Bits of brightness, all around—bottle rockets, their burning-candy smell, their small tongues of flame. He heard one scream, watched it duck into the attic through the hole he had made.  Then another, and still more. One landed on his shroud, feeding itself on cotton and starch. Salvio smothered it with his gloved hands. Below, boys (Jacob Dilwell’s faithful) called out dark and vengeful oaths. Salvio stood, and stomped on a dozen eager fires.

 

Restive bees smelled smoke and anger, took to the air, made a sound Salvio had not heard before, like far-off bagpipes, wide and bottomless. He ran downstairs to the bay window, apologizing as he cut through clouds of them. He felt a sting at the back of his neck, another on his thigh. Panic made him enemy, foe.

 

In the street, a mob. Mr. Dilwell, braying, the boys trading playground epithets, feasting upon odium. Light another one, kids, keep them coming. We’ll make him come out face us, won’t we boys? That’s right, it’s about time. Think of Jacob, boys. Think of Jacob.

 

Salvio filled a bucket in the kitchen sink and ran to the attic. Much of it sloshed over the sides and onto the stairs, causing him to slip and blunt his knees. Staggering, squinting, he arrived at a conflagration gorging on boxes of old books and papers, nibbling at his mother’s chandelier. He doused himself with the remains of the water.

 

Fire was loud, he decided, the greedy roar of it larger than Mr. Dilwell’s noise. It was also beautiful, painterly, much more colorful at close range than expected—pale lemon when encountering new fodder, deepening to tangerine, then russet, and finally a violet blue as temperatures crested, as surfaces succumbed. He pressed one gloved hand over nose and mouth, awed. With the other, he drew circles in the smoke.

 

Below: the caw of fire engines arriving, the thin wheedle of squad cars. A megaphoned order to the crowd, desist, disband, though Salvio could not say if the words were meant for Mr. Dilwell’s militia, or for his own nation state.

 

Salvio took to the floor once more. He felt washed pure, thawed to his core. Goodness fell on him from above, amber, and thick. The rotted attic walls released themselves, nectar rained down.  He licked his lips; the taste was sweet.
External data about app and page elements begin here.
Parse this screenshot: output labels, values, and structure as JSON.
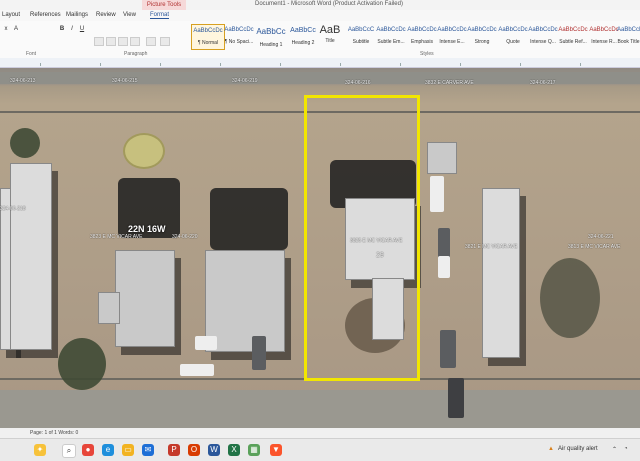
{
  "window": {
    "title": "Document1 - Microsoft Word (Product Activation Failed)",
    "context_tab": "Picture Tools"
  },
  "tabs": [
    {
      "label": "Layout"
    },
    {
      "label": "References"
    },
    {
      "label": "Mailings"
    },
    {
      "label": "Review"
    },
    {
      "label": "View"
    },
    {
      "label": "Format",
      "active": true
    }
  ],
  "ribbon": {
    "font_label": "Font",
    "paragraph_label": "Paragraph",
    "styles_label": "Styles",
    "format_buttons": [
      "x",
      "A",
      "B",
      "I",
      "U"
    ],
    "styles": [
      {
        "sample": "AaBbCcDc",
        "name": "¶ Normal",
        "selected": true
      },
      {
        "sample": "AaBbCcDc",
        "name": "¶ No Spaci..."
      },
      {
        "sample": "AaBbCc",
        "name": "Heading 1"
      },
      {
        "sample": "AaBbCc",
        "name": "Heading 2"
      },
      {
        "sample": "AaB",
        "name": "Title"
      },
      {
        "sample": "AaBbCcC",
        "name": "Subtitle"
      },
      {
        "sample": "AaBbCcDc",
        "name": "Subtle Em..."
      },
      {
        "sample": "AaBbCcDc",
        "name": "Emphasis"
      },
      {
        "sample": "AaBbCcDc",
        "name": "Intense E..."
      },
      {
        "sample": "AaBbCcDc",
        "name": "Strong"
      },
      {
        "sample": "AaBbCcDc",
        "name": "Quote"
      },
      {
        "sample": "AaBbCcDc",
        "name": "Intense Q..."
      },
      {
        "sample": "AaBbCcDc",
        "name": "Subtle Ref..."
      },
      {
        "sample": "AaBbCcDc",
        "name": "Intense R..."
      },
      {
        "sample": "AaBbCcDc",
        "name": "Book Title"
      }
    ]
  },
  "map": {
    "grid_label": "22N 16W",
    "lot_number": "29",
    "parcel_labels": [
      "324-06-213",
      "324-06-215",
      "324-06-219",
      "324-06-216",
      "324-06-217",
      "324-06-218",
      "324-06-220",
      "324-06-221",
      "3825 E MC VICAR AVE",
      "3823 E MC VICAR AVE",
      "3821 E MC VICAR AVE",
      "3813 E MC VICAR AVE",
      "3832 E CARVER AVE"
    ],
    "highlight_color": "#f2e600"
  },
  "statusbar": {
    "left_text": "Page: 1 of 1   Words: 0"
  },
  "taskbar": {
    "air_quality": "Air quality alert",
    "icons": [
      "search-icon",
      "widgets-icon",
      "chrome-icon",
      "edge-icon",
      "file-explorer-icon",
      "mail-icon",
      "word-icon",
      "excel-icon",
      "store-icon",
      "brave-icon"
    ]
  }
}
Laura Farnsworth

Laura Farnsworth is a Denver-based writer and artist. Her story “Wyoming” appears in the 2017 edition of The Progenitor. She is currently at work on a collection of short fictions exploring aging and isolation.